I grew up with the ocean in my life. Being from Southern California, it was only natural to become a diver and body surfer. I have been lucky to swim with coastal dolphins in California, and even dive with humpback whales when I lived in the Cook Islands. These experiences changed me as a person, and I pursued learning about them in college. Continue reading
By the time you read this we will be in America Samoa. We left Tahiti on Saturday to start the South Pacific tour, Defending the Pacific 2011. Part of our mission is to stop the use of fish aggregating devices – otherwise known as FAD’s – and long-lines in what are know as “pocket” areas of the ocean in between island nations that are not protected or regulated. We want to set these areas as Marine Reserves so that nobody can come in to these international unregulated zones to wipe out fish stocks, particularly tuna.
The life as a deck hand is a fun one but full of hard work. Lately, I have been watch keeper from 4am to 8am, which includes patrolling the Esperanza, making sure there are no fires, and taking care of any other task that comes up. During this time, I have been learning how to steer the boat, making sure to brake for whales! During the day, I clean the main deck and living quarters, repair anything that’s broken, keep up the maintenance of the Esperanza, help with launching the helicopter and zodiac, as well as participate in any actions as needed.

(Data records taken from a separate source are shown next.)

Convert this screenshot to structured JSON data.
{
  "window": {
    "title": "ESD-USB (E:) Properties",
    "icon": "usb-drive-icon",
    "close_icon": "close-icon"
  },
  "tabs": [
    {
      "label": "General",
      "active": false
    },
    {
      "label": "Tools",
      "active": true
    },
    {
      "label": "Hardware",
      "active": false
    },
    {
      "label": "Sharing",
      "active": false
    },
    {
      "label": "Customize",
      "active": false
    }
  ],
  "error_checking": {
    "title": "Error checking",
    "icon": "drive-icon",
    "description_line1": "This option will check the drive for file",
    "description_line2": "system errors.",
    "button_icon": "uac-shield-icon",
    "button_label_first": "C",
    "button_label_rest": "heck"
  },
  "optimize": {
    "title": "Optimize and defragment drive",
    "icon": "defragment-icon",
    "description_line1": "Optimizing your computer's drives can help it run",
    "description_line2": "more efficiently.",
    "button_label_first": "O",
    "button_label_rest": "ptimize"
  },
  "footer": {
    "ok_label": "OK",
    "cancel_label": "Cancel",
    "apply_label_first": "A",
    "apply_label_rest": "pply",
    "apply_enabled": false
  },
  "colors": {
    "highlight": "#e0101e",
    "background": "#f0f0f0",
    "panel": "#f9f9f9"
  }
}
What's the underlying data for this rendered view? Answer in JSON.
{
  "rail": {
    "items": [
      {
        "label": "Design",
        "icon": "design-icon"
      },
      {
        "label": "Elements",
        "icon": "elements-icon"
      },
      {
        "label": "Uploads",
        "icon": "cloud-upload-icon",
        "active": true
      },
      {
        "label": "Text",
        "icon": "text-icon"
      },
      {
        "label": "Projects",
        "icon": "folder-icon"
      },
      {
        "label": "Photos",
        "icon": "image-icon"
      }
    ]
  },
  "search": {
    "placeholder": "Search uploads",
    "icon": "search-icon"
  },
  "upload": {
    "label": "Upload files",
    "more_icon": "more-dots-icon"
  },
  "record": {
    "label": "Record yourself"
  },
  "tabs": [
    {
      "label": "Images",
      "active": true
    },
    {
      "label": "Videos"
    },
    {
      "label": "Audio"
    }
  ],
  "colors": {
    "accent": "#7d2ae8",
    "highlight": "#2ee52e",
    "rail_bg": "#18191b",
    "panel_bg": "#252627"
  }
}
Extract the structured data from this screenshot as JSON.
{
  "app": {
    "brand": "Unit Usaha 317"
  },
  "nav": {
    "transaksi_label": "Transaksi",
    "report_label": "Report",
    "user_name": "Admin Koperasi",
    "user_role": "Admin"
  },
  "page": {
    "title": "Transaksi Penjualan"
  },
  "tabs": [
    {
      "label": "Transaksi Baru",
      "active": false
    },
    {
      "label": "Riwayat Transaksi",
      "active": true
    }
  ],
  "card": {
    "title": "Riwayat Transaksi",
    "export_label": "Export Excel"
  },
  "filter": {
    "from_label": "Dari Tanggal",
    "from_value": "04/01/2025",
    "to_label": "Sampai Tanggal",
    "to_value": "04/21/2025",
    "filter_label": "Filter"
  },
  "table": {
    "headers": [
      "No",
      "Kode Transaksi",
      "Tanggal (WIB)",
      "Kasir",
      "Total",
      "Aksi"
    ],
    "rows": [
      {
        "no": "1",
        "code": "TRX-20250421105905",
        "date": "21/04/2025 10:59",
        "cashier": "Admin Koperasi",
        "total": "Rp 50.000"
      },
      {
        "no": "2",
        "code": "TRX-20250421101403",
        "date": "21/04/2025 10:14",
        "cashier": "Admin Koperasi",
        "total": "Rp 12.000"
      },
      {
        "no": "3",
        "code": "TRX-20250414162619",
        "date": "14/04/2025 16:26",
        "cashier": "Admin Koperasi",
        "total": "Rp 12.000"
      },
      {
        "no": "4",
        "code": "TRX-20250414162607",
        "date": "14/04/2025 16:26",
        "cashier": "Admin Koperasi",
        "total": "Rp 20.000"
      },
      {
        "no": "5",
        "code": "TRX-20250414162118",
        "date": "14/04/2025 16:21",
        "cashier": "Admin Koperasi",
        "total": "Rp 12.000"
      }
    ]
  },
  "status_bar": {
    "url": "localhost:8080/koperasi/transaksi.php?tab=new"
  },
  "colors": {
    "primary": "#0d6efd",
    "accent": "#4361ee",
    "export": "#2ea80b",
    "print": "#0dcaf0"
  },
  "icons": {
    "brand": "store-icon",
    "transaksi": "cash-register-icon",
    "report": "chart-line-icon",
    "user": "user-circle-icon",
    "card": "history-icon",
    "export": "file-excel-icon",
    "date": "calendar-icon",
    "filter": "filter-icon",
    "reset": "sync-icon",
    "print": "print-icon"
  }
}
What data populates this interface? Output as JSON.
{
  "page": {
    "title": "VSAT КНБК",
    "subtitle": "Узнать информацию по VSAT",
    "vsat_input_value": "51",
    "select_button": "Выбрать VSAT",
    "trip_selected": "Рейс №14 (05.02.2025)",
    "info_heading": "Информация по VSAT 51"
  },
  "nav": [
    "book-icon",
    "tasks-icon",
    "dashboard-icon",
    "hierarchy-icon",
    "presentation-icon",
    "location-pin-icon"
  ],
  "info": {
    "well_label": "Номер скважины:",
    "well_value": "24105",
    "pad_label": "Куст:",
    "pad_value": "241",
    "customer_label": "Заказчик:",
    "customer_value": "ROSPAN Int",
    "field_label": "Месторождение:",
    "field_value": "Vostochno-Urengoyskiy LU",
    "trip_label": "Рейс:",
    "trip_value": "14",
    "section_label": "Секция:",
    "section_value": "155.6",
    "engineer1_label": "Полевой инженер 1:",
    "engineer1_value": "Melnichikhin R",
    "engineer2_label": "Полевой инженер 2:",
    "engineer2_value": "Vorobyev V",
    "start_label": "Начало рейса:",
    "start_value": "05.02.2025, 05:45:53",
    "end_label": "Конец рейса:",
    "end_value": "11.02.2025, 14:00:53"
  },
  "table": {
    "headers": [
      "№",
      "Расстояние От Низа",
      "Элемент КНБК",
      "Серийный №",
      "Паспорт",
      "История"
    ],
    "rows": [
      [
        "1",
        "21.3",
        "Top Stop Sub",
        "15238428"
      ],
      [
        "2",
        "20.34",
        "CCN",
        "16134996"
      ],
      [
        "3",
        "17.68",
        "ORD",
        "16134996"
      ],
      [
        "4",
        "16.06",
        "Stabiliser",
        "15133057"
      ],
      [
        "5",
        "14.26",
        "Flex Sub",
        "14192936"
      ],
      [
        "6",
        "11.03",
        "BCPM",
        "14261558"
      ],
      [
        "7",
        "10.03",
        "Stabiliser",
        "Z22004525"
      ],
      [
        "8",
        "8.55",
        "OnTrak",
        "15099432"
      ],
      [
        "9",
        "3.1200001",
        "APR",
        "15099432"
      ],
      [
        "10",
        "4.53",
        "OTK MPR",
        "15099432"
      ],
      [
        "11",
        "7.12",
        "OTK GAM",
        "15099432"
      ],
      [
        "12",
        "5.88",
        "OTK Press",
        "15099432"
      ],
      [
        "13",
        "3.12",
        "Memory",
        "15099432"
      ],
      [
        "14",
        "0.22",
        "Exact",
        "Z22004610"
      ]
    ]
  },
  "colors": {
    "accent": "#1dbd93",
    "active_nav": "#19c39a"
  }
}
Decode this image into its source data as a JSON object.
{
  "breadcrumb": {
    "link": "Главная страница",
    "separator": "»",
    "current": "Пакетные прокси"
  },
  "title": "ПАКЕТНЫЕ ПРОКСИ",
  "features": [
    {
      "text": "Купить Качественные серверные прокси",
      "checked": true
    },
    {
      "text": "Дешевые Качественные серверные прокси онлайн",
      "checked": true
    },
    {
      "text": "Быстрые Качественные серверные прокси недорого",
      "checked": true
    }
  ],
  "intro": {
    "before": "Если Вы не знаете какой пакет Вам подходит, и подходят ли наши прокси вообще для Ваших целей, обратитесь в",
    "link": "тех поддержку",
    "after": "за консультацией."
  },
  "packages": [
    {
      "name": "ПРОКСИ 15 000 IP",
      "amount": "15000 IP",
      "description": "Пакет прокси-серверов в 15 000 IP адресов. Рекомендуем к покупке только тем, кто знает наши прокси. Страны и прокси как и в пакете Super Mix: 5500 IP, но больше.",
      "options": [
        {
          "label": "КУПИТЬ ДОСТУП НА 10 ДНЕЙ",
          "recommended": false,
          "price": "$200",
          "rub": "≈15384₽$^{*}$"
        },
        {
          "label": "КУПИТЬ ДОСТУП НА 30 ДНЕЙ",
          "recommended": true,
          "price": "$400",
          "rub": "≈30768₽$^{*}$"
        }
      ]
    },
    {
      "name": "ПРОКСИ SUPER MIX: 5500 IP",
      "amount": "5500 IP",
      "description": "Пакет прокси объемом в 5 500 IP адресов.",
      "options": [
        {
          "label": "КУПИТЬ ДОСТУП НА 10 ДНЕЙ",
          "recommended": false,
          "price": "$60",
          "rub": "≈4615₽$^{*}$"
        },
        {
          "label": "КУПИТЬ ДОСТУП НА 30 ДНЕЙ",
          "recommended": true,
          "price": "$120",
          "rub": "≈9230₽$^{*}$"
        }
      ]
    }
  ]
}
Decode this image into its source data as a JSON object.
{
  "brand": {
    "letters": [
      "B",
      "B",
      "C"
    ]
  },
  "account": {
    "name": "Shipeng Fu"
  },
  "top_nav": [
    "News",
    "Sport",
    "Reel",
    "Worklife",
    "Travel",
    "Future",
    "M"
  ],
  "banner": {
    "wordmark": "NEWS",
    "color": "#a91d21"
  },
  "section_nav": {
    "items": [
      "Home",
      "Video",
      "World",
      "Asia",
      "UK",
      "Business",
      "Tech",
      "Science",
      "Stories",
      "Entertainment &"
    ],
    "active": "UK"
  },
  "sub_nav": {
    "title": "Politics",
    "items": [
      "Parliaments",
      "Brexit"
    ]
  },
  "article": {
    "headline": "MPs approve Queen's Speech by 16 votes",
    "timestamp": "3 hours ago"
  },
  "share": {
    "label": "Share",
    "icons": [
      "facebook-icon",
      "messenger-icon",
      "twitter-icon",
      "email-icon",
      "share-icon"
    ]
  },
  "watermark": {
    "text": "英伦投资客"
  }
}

None of this would be possible if it wasn’t for all of Greenpeace’s hard work. Every person on the boat knows and understands how Greenpeace operates and where our money comes from; if they don’t, I let them know. The Esperanza doesn’t run off of hopes, dreams or unicorns! This movement only works when passionate activists go out and campaign, one person at a time, and get people involved to help save our oceans and future. Thank you for everything you do.